The whole episode left me questioning the competence and ethics of those investigating crimes. Their inability to take responsibility for their actions, despite being family people, parents and supposed professionals, speaks volumes about the deterioration of values within Nigerian institutions.
Witnessing the powerful Chidera flee from the scene when the SERVICOM department officers surfaced only added to my disappointment. The IO in charge of the matter seemed remorseful after a while and I registered my personal displeasure in her action and that of her colleagues. I reminded her we met before and she wasn’t always like that. If she has any modicum of self-respect, she would apologize to herself in her quiet moments for letting herself down.
One other green-horned operative, a young officer, jokingly said to my ears that ‘you dey report EFCC to EFCC’, and finished off by saying, ‘we dey beat and detain lawyer for here oh’. That’s how deep the rot goes! The sheer impertinence!
While it will be wrong to conclude that this is the situation with everyone in the Commission, the actions of these officers have shattered my respect for the EFCC. It raises the question of whether these are isolated incidents or if the EFCC as an organization has lost its way.

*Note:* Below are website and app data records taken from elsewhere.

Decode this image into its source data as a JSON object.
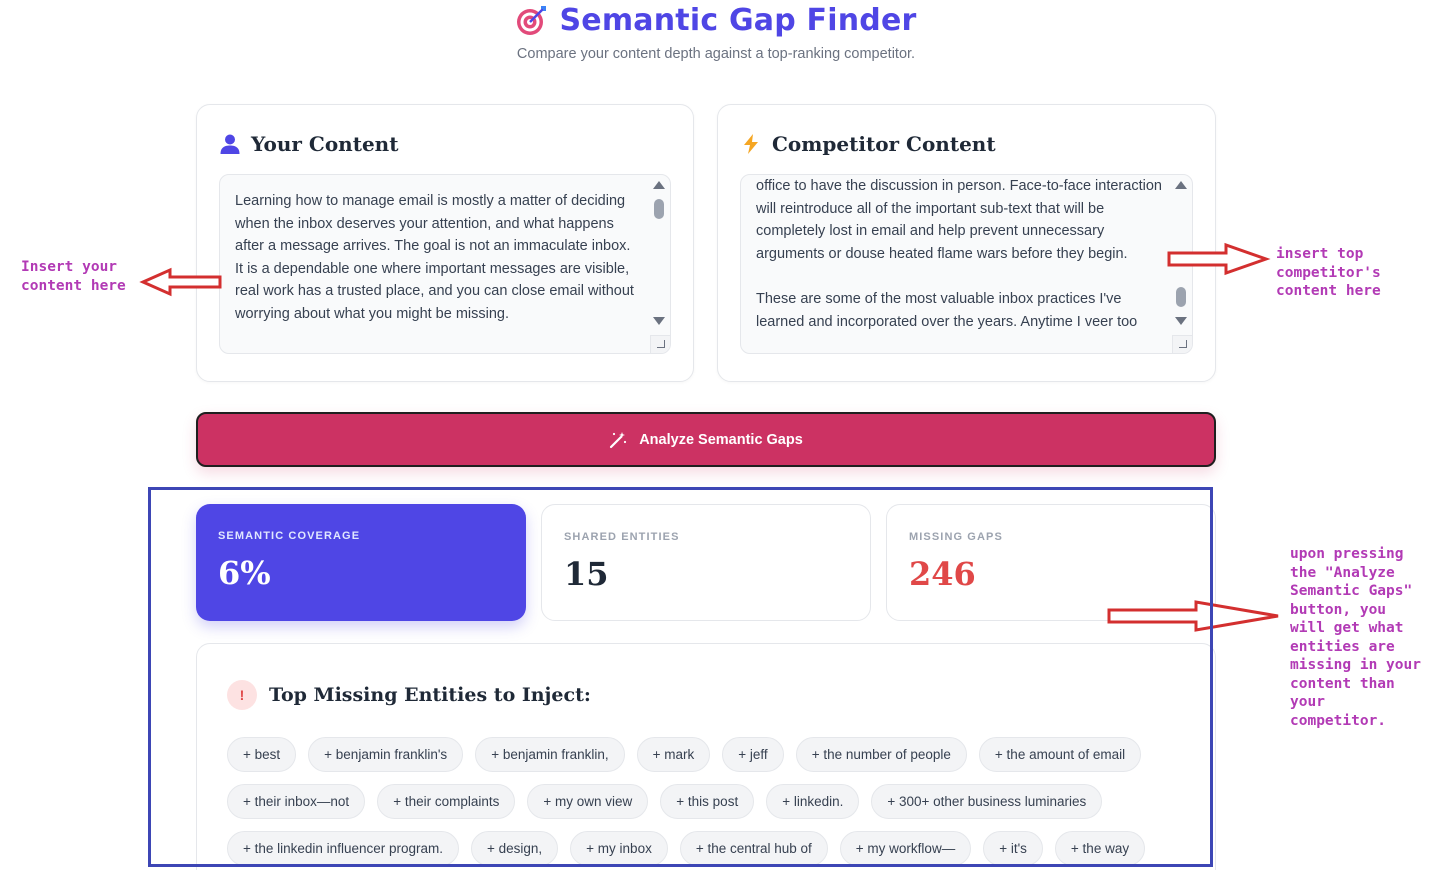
{
  "header": {
    "title": "Semantic Gap Finder",
    "subtitle": "Compare your content depth against a top-ranking competitor.",
    "icon": "target-dart-icon"
  },
  "your_content": {
    "label": "Your Content",
    "icon": "user-icon",
    "text": "Learning how to manage email is mostly a matter of deciding when the inbox deserves your attention, and what happens after a message arrives. The goal is not an immaculate inbox. It is a dependable one where important messages are visible, real work has a trusted place, and you can close email without worrying about what you might be missing."
  },
  "competitor_content": {
    "label": "Competitor Content",
    "icon": "lightning-bolt-icon",
    "text": "office to have the discussion in person. Face-to-face interaction will reintroduce all of the important sub-text that will be completely lost in email and help prevent unnecessary arguments or douse heated flame wars before they begin.\n\nThese are some of the most valuable inbox practices I've learned and incorporated over the years. Anytime I veer too"
  },
  "analyze_button": {
    "label": "Analyze Semantic Gaps",
    "icon": "magic-wand-icon",
    "color": "#cc3263"
  },
  "stats": {
    "coverage": {
      "label": "SEMANTIC COVERAGE",
      "value": "6%"
    },
    "shared": {
      "label": "SHARED ENTITIES",
      "value": "15"
    },
    "missing": {
      "label": "MISSING GAPS",
      "value": "246"
    }
  },
  "missing_entities": {
    "title": "Top Missing Entities to Inject:",
    "badge": "!",
    "chips": [
      "+ best",
      "+ benjamin franklin's",
      "+ benjamin franklin,",
      "+ mark",
      "+ jeff",
      "+ the number of people",
      "+ the amount of email",
      "+ their inbox—not",
      "+ their complaints",
      "+ my own view",
      "+ this post",
      "+ linkedin.",
      "+ 300+ other business luminaries",
      "+ the linkedin influencer program.",
      "+ design,",
      "+ my inbox",
      "+ the central hub of",
      "+ my workflow—",
      "+ it's",
      "+ the way"
    ]
  },
  "annotations": {
    "left": "Insert your\ncontent here",
    "right_top": "insert top\ncompetitor's\ncontent here",
    "right_bottom": "upon pressing\nthe \"Analyze\nSemantic Gaps\"\nbutton, you\nwill get what\nentities are\nmissing in your\ncontent than\nyour\ncompetitor."
  },
  "colors": {
    "brand": "#4f46e5",
    "accent": "#cc3263",
    "missing": "#e04848",
    "annotation": "#b23ab5",
    "annotation_arrow": "#d32f2f",
    "annotation_frame": "#3d46b5"
  }
}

How can we build such a magnificent edifice to fight crime but let such characters sneak in and odorize it with their unprofessionalism?! How?
We focus on criticizing our leaders yet we fail in our own little responsibilities. This incident is not just a reflection of these individuals’ actions, but a failure of Nigeria as a whole. It’s a mockery of the rule of law, and a stark reminder that we can’t hope for change if we can’t even address these issues within our own organizations.
To my friends and acquaintances within the EFCC, especially the lawyers, it’s essential to reflect on the organization’s values and contribute to its re-evaluation. I was recently at a public speaking engagement with an EFCC representative on the same panel, and the man talked about honesty and discipline. Looking back now, his words now ring hollow and insincere.
The incident I witnessed at the EFCC has left an indelible mark on my professional journey. It serves as a stark reminder that even organizations tasked with upholding justice and integrity can falter, and in so doing, divest itself of public trust and belief. It was such a disappointing incident, and I verily hope that the Commission will address this.
Pelumi Olajengbesi is a Legal Practitioner and Managing Partner at Law Corridor.